extreme inaugit is the first permanent exhibition, in Italy, dedicated to the physics of the infinitely small.
"Extreme, in search of particles"was inaugurated on 12thJuly at the Leonardo Da Vinci Museum of Science and Technology (MUST) of Milan, in the presence of Prime Minister Matteo Renzi and of the Minister of Education, University and Research, Stefania Giannini, of the Director of the MUST, Fiorenzo Galli, of the General Director of CERN, Fabiola Gianotti, and of the President of INFN, Fernando Ferroni. A project which was conceived and borne thanks to the collaboration between the three MUST, INFN and CERN institutions.
Extremeintroduces its visitors to a research area that can boast a long and prestigious tradition, and which in recent years has gained an ever increasing attention, thanks to important scientific achievements, such as the Nobel discovery of the Higgs boson.
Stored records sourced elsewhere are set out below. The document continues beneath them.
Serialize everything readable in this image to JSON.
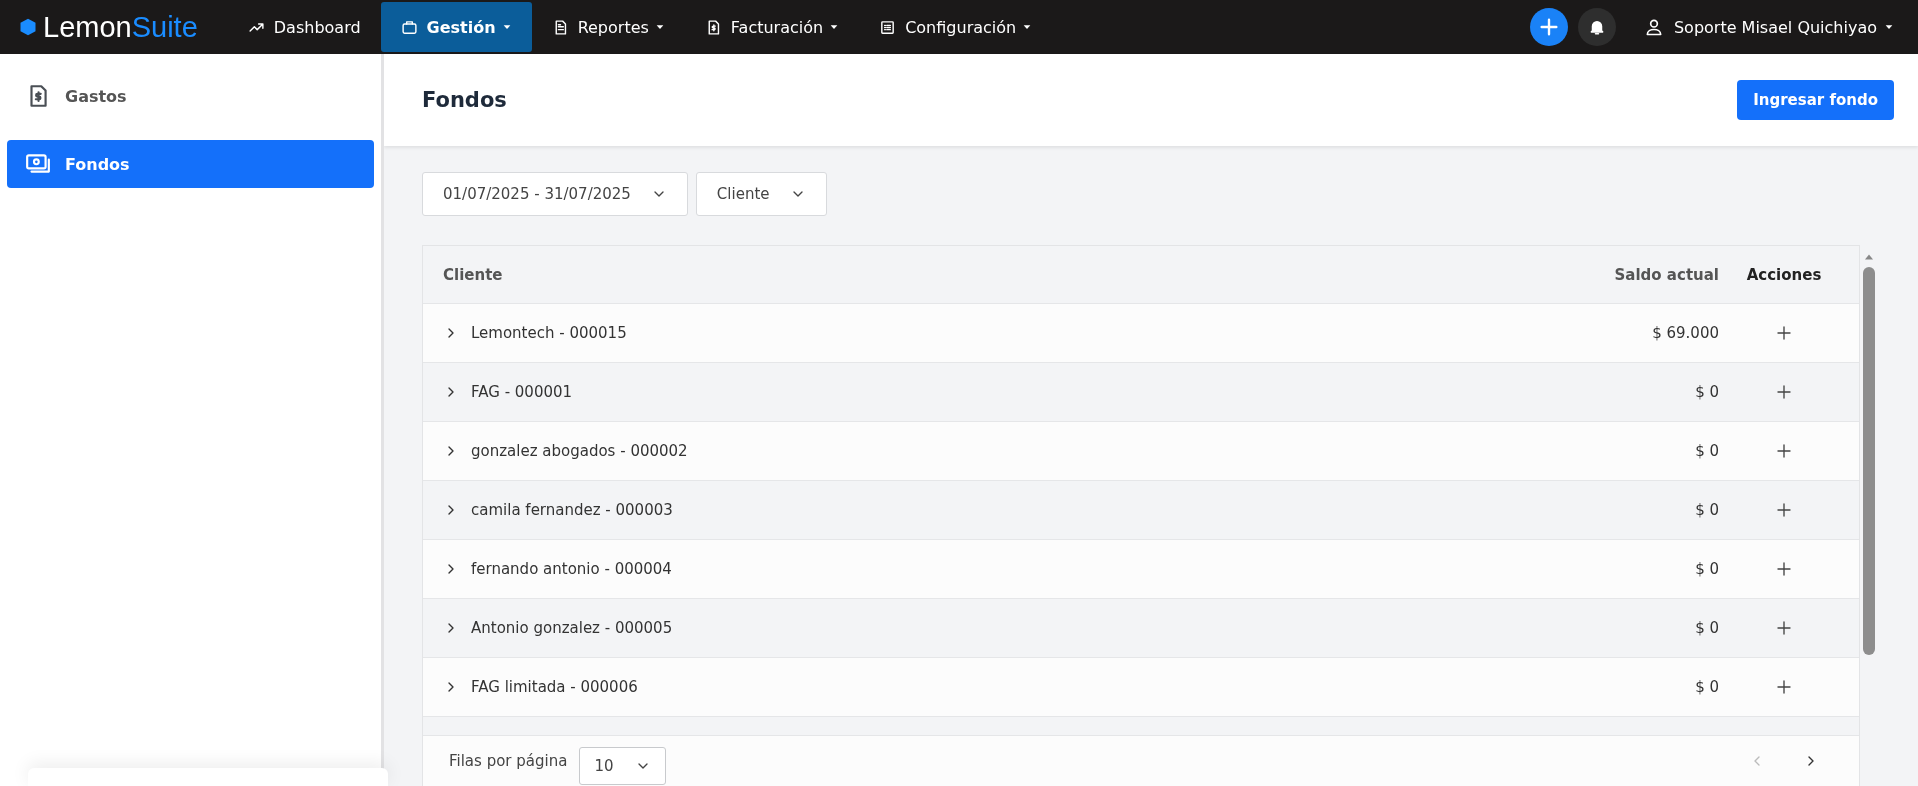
{
  "navbar": {
    "logo": {
      "part_1": "Lemon",
      "part_2": "Suite"
    },
    "menu": [
      {
        "label": "Dashboard",
        "dropdown": false,
        "selected": false
      },
      {
        "label": "Gestión",
        "dropdown": true,
        "selected": true
      },
      {
        "label": "Reportes",
        "dropdown": true,
        "selected": false
      },
      {
        "label": "Facturación",
        "dropdown": true,
        "selected": false
      },
      {
        "label": "Configuración",
        "dropdown": true,
        "selected": false
      }
    ],
    "user": {
      "name": "Soporte Misael Quichiyao"
    }
  },
  "sidebar": {
    "items": [
      {
        "label": "Gastos",
        "selected": false
      },
      {
        "label": "Fondos",
        "selected": true
      }
    ]
  },
  "page": {
    "title": "Fondos",
    "primary_button": "Ingresar fondo"
  },
  "filters": [
    {
      "value": "01/07/2025 - 31/07/2025"
    },
    {
      "value": "Cliente"
    }
  ],
  "table": {
    "columns": [
      {
        "label": "Cliente"
      },
      {
        "label": "Saldo actual"
      },
      {
        "label": "Acciones"
      }
    ],
    "rows": [
      {
        "client": "Lemontech - 000015",
        "balance": "$ 69.000"
      },
      {
        "client": "FAG - 000001",
        "balance": "$ 0"
      },
      {
        "client": "gonzalez abogados - 000002",
        "balance": "$ 0"
      },
      {
        "client": "camila fernandez - 000003",
        "balance": "$ 0"
      },
      {
        "client": "fernando antonio - 000004",
        "balance": "$ 0"
      },
      {
        "client": "Antonio gonzalez - 000005",
        "balance": "$ 0"
      },
      {
        "client": "FAG limitada - 000006",
        "balance": "$ 0"
      }
    ]
  },
  "pagination": {
    "label": "Filas por página",
    "page_size": "10",
    "prev_disabled": true,
    "next_disabled": false
  }
}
Extreme reveals what happens inside the CERN and INFN laboratories. The exhibition space, that extends for a total of about 350 m2, composed by a main gallery, which fascinates for the exhibited large objects coming from the experiments, and by the side halls with insights on some of the base concepts of these studies. As a matter of fact, the exhibition path alternates objects of great historical and scientific value, with multimedia and interactive installations, and with textual and oral narration spoken also through the voices of the researches’ main players. The narration starts off from the concept of track, as an element that allows the recognition and reconstruction of an event that cannot be observed directly: a fundamental element in particle physics. The path continues with the instruments used by physicists to find tracks of particles, the detectors, and those used to produce them, the accelerators: an area of activity in which the LHC is the key player. Three different interactive installations introduce then the status quo of our current knowledge of particle physics, and some of the most interesting theoretical hypotheses awaiting an experimental verification, such as the existence of dark matter and extra-dimensions. An installation curated by the INFN is dedicated to the latter theme in particular: visitors can go for a virtual dip into other dimensions, which, according to physicists, could be surrounding the three-dimensional space we live in. The narration also puts a special focus on the places and the people in research - specialists like physicists, engineers and technicians - describing their daily life inside the labs, and eventually showing some examples of the most important ramifications of these researches in other areas. A visit to Extreme puts the visitor in a position of both awe and concreteness at the same time while approaching the world of research on the infinitely small and the achievements of those who work in the field.